SIOUX FALLS, S.D. (AP) -- A state-of-the-art South Dakota beef packing plant that has lacked the money to ramp up to full production is set on finding a buyer rather than reorganizing.
Northern Beef Packers in Aberdeen, which filed for Chapter 11 bankruptcy protection last month, asked the court in Sioux Falls on Thursday to allow it to hire investment banking firm Lincoln International, which is now recommending a sale.
Chris Stradling, a mergers and acquisitions adviser with Lincoln, testified Thursday that his company would look for a "stalking horse" bid, in which one potential buyer makes an initial offer to set the floor for an auction that invites competitive bids.
"The most likely outcome is that someone else will own this business in a control position," Stradling said.
Land for the $109 million plant was first secured in 2006, but the company wasn't able to slaughter its first animal until late in 2012 and has since struggled to reach anywhere near its production target of 1,500 head per day.

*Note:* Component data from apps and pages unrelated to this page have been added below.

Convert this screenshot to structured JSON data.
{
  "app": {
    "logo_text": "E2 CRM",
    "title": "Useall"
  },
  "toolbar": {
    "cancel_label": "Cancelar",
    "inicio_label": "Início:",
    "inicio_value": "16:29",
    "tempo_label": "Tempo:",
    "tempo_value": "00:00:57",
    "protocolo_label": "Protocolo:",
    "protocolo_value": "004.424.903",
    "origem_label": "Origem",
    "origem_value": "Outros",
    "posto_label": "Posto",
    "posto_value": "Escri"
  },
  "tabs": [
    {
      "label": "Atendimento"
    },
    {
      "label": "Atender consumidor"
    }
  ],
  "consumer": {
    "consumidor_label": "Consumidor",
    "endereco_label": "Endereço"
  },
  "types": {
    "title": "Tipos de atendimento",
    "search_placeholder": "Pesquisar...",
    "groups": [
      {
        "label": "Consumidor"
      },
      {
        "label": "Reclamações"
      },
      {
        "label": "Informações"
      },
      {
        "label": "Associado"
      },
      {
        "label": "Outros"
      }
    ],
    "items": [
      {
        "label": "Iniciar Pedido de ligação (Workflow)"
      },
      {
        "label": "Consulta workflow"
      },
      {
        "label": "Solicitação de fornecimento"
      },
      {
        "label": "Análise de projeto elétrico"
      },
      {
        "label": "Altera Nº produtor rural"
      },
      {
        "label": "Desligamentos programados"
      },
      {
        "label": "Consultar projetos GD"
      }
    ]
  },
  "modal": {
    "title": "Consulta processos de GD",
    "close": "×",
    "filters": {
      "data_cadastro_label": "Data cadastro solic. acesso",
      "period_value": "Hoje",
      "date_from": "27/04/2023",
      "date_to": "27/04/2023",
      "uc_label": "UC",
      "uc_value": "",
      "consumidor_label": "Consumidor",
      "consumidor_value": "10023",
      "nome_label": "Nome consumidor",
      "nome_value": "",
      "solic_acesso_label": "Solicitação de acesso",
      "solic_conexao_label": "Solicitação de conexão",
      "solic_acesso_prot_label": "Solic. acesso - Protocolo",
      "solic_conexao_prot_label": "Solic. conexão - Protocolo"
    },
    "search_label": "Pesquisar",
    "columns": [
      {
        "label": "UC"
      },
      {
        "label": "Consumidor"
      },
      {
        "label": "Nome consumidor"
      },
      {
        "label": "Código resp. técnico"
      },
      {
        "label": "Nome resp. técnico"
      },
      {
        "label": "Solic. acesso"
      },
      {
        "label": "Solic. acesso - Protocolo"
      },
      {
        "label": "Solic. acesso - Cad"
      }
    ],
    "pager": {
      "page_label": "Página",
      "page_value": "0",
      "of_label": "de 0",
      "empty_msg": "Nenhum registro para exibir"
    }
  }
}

"We didn't have the capital necessary to ramp up operations," said Bob Wright, Northern Beef's chief operating officer.
Now, with $138.8 million in liabilities and just $79.3 million in assets, according to court documents, the plant has laid off most of its employees and halted production.
Since May, Northern Beef executives have been working with Lincoln to find either a buyer or additional investors to help Northern Beef purchase enough cattle to turn a profit.
Stradling said new investors were weary of putting in money since there would be so many investors in line ahead of them.
"It was an unfavorable investment, ultimately, when you do the math," he said.
Once locally owned, Northern Beef Packers is 41 percent owned by businessman Oshik Song with 69 other Korean investors who each gave at least $500,000 under the federal EB-5 program that encourages foreign investment in exchange for qualifications to secure permanent residency.
Northern Beef Packers was pitched in 2006 in response to then Gov. Mike Rounds' South Dakota Certified Beef initiative. Rounds hoped to get the state's ranchers premium prices by allowing consumers to track animals from birth, through a feedlot and to a meatpacking plant.
But just as construction of the plant was about to begin, local opponents forced a public referendum on the TIF bond plan. Voters gave their thumbs up, but then heavy spring rains brought severe flooding, prompting more delays.
Northern Beef Packers meanwhile used EB-5 to attract investors and spur the start of construction. The new owners recruited another round of EB-5 investors, but the new investment fund provided loan money instead of equity shares in the company.